For example, he says, “You would think about scenarios such as how can you equip the rural hospitals to handle that level of care? Or can some of the patients in the larger hospitals be transferred to the critical access hospitals? So the larger hospitals can convert more of their beds to ICU beds and beds with ventilator capability.”

Meanwhile, Jackson says the staff at Ferrell has been focused on making sure they’re up-to-date with training and the latest information about COVID-19.

So far, critical access hospitals in Illinois have not had to deal with an overwhelming number of patients, according to Schou.

“We're seeing that they have three, four patients, you know, we haven't seen 10 or 15,” she says. “But we have seen not just one patient, they might have four or five. We have not had any that we've had to put in intensive care.”

Since our interview, the area served by Ferrell has had 11 confirmed cases of COVID-19.

This story was produced by Side Effects Public Media, a news collaborative covering public health.

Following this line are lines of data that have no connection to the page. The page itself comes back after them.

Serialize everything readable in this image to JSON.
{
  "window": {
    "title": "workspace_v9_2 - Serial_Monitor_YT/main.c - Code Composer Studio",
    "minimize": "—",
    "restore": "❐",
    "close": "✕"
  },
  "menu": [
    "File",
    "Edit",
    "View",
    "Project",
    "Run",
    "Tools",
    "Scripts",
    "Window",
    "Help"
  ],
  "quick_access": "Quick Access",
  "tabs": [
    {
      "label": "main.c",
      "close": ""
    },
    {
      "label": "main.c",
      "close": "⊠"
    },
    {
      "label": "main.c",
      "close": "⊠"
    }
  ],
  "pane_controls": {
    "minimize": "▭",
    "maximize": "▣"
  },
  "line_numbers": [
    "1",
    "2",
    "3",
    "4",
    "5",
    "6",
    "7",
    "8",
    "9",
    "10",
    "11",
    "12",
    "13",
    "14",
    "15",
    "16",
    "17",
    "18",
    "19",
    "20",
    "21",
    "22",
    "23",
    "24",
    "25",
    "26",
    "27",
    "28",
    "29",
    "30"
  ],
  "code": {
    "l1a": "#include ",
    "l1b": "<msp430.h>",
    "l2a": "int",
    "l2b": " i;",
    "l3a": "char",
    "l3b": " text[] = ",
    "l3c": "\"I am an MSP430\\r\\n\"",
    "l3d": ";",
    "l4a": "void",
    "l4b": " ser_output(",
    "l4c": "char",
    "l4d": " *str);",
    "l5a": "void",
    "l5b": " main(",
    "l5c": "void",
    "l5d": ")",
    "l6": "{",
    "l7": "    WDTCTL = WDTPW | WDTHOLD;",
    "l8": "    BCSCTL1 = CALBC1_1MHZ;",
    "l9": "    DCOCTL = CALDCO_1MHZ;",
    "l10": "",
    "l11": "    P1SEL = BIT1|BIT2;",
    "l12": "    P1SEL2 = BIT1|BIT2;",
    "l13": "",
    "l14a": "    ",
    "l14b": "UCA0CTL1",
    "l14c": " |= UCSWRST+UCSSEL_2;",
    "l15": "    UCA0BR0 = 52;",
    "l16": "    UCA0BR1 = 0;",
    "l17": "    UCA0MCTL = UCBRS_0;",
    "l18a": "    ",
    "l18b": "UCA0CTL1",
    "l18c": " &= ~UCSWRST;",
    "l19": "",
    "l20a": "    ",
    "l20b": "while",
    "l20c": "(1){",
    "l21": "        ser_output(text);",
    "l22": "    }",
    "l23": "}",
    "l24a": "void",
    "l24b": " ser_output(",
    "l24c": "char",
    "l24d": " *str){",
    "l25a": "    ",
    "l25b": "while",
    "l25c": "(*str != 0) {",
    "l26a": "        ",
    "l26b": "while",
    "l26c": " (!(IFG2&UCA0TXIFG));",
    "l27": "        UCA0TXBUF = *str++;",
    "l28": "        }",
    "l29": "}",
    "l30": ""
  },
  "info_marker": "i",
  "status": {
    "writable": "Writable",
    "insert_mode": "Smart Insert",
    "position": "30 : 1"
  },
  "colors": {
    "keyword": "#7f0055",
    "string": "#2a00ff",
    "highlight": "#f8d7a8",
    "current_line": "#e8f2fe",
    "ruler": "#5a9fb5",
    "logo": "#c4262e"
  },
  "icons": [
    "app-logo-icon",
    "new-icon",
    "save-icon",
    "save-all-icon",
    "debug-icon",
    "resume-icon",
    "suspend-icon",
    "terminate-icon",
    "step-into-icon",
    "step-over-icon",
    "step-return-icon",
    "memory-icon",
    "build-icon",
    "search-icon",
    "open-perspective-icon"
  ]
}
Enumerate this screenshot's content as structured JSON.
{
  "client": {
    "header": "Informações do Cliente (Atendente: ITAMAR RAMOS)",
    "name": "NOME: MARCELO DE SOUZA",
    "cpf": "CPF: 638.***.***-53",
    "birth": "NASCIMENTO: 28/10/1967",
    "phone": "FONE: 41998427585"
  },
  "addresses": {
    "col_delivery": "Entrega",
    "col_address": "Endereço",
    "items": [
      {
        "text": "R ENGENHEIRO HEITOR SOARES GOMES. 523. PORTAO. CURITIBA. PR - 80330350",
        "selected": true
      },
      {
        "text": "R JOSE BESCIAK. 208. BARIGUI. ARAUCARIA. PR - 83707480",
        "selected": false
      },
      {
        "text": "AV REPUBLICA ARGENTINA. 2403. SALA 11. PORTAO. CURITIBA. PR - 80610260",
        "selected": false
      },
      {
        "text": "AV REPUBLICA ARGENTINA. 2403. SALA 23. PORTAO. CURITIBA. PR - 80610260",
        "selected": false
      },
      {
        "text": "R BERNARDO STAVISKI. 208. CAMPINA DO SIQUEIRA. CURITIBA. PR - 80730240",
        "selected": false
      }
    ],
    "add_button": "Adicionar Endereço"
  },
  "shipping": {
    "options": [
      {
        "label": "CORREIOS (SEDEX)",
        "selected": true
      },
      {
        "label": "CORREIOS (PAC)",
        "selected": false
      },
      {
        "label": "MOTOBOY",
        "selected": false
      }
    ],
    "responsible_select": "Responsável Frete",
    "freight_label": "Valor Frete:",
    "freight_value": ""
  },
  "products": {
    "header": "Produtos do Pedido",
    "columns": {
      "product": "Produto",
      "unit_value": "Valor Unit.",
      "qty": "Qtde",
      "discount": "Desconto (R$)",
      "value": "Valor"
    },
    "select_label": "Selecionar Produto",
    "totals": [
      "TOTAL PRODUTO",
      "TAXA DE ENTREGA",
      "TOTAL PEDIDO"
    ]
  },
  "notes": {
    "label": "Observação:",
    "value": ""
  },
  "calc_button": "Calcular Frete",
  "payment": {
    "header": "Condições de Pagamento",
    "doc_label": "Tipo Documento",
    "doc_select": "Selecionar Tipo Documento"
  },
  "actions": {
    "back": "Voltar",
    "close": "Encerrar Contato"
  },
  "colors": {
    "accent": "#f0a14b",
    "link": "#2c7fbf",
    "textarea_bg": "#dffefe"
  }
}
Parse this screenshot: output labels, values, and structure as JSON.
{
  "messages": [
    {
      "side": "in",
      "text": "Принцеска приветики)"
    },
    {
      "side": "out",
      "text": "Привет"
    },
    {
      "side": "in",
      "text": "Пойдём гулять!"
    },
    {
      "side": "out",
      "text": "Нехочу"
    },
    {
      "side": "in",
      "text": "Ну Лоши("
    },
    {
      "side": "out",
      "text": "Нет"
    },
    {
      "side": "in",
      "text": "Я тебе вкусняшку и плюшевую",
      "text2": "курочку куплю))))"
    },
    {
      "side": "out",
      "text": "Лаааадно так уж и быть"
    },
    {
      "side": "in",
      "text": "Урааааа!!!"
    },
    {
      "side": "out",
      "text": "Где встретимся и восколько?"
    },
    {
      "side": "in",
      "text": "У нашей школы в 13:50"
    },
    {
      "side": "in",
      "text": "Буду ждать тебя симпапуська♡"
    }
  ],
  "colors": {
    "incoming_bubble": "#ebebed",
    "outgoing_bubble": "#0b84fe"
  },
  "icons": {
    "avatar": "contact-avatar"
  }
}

This story is part of a collaboration of Institute for Nonprofit News members examining the effect of COVID-19 on rural health care. Partners are Carolina Public Press, Iowa Watch, Side Effects Media, Wisconsin Watch and Reveal from the Center for Investigative Reporting. Read the collaboration’s work here: Slammed: Rural health care and COVID-19.

Steph Whiteside is a health and environment reporter with WSIU radio in Carbondale, Ill. She can be reached at